--- TASK ---
For this exercise, report every line of the material that includes "label".

START DATA EXCERPTS

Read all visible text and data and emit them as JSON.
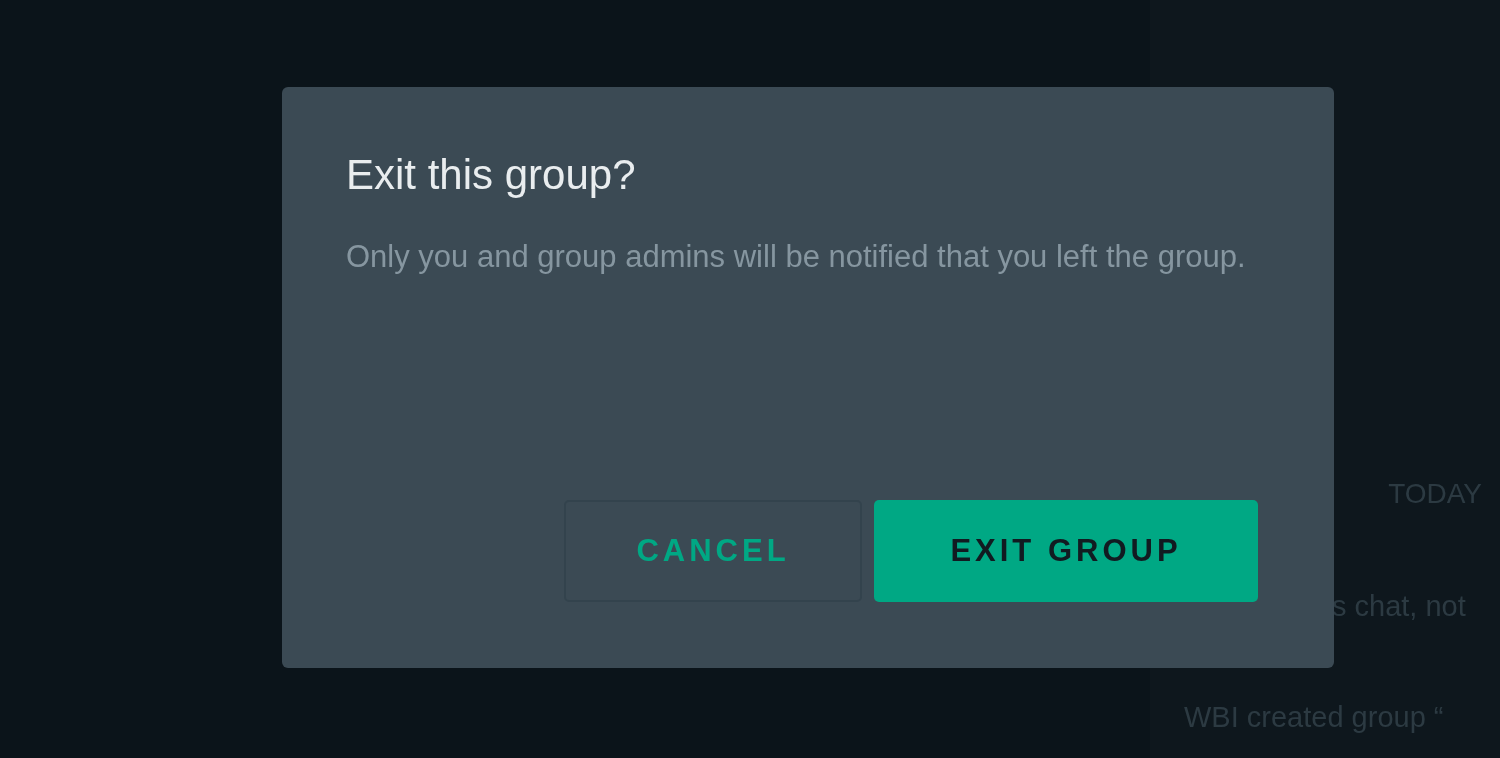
{
  "chat": {
    "date_divider": "TODAY",
    "system_messages": [
      "s chat, not",
      "WBI created group “"
    ]
  },
  "dialog": {
    "title": "Exit this group?",
    "message": "Only you and group admins will be notified that you left the group.",
    "buttons": [
      {
        "label": "CANCEL",
        "kind": "secondary"
      },
      {
        "label": "EXIT GROUP",
        "kind": "primary"
      }
    ]
  }
}
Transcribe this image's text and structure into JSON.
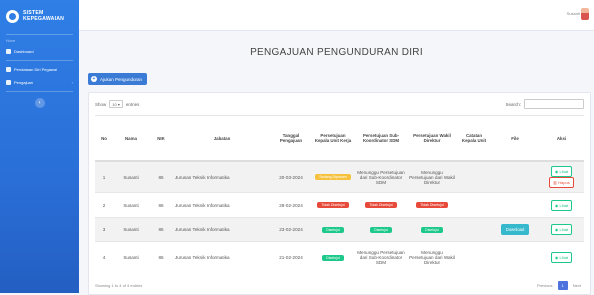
{
  "brand": {
    "line1": "SISTEM",
    "line2": "KEPEGAWAIAN"
  },
  "sidebar": {
    "heading": "Home",
    "items": [
      {
        "label": "Dashboard"
      },
      {
        "label": "Pendataan Diri Pegawai"
      },
      {
        "label": "Pengajuan"
      }
    ]
  },
  "topbar": {
    "user": "Susanti"
  },
  "page": {
    "title": "PENGAJUAN PENGUNDURAN DIRI",
    "add_button": "Ajukan Pengunduran"
  },
  "table_controls": {
    "show": "Show",
    "entries_value": "10",
    "entries": "entries",
    "search": "Search:"
  },
  "columns": [
    "No",
    "Nama",
    "NIK",
    "Jabatan",
    "Tanggal Pengajuan",
    "Persetujuan Kepala Unit Kerja",
    "Persetujuan Sub-Koordinator SDM",
    "Persetujuan Wakil Direktur",
    "Catatan Kepala Unit",
    "File",
    "Aksi"
  ],
  "rows": [
    {
      "no": "1",
      "nama": "Susanti",
      "nik": "86",
      "jabatan": "Jurusan Teknik Informatika",
      "tanggal": "20-03-2024",
      "kepala": "Sedang Diproses",
      "sub": "Menunggu Persetujuan dari Sub-Koordinator SDM",
      "wakil": "Menunggu Persetujuan dari Wakil Direktur",
      "lihat": "Lihat",
      "hapus": "Hapus"
    },
    {
      "no": "2",
      "nama": "Susanti",
      "nik": "86",
      "jabatan": "Jurusan Teknik Informatika",
      "tanggal": "28-02-2024",
      "kepala": "Tidak Disetujui",
      "sub": "Tidak Disetujui",
      "wakil": "Tidak Disetujui",
      "lihat": "Lihat"
    },
    {
      "no": "3",
      "nama": "Susanti",
      "nik": "86",
      "jabatan": "Jurusan Teknik Informatika",
      "tanggal": "23-02-2024",
      "kepala": "Disetujui",
      "sub": "Disetujui",
      "wakil": "Disetujui",
      "file": "Download",
      "lihat": "Lihat"
    },
    {
      "no": "4",
      "nama": "Susanti",
      "nik": "86",
      "jabatan": "Jurusan Teknik Informatika",
      "tanggal": "21-02-2024",
      "kepala": "Disetujui",
      "sub": "Menunggu Persetujuan dari Sub-Koordinator SDM",
      "wakil": "Menunggu Persetujuan dari Wakil Direktur",
      "lihat": "Lihat"
    }
  ],
  "footer": {
    "info": "Showing 1 to 4 of 4 entries",
    "previous": "Previous",
    "page": "1",
    "next": "Next"
  },
  "colors": {
    "sidebar": "#2f7fe6",
    "primary": "#3a7bd5",
    "success": "#1cc88a",
    "danger": "#e74a3b",
    "warning": "#f6c23e",
    "info": "#36b9cc"
  }
}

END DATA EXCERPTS

--- COMPLETED TASK ---
        "label": "CANCEL",
        "label": "EXIT GROUP",
        "label": "Dashboard"
        "label": "Pendataan Diri Pegawai"
        "label": "Pengajuan"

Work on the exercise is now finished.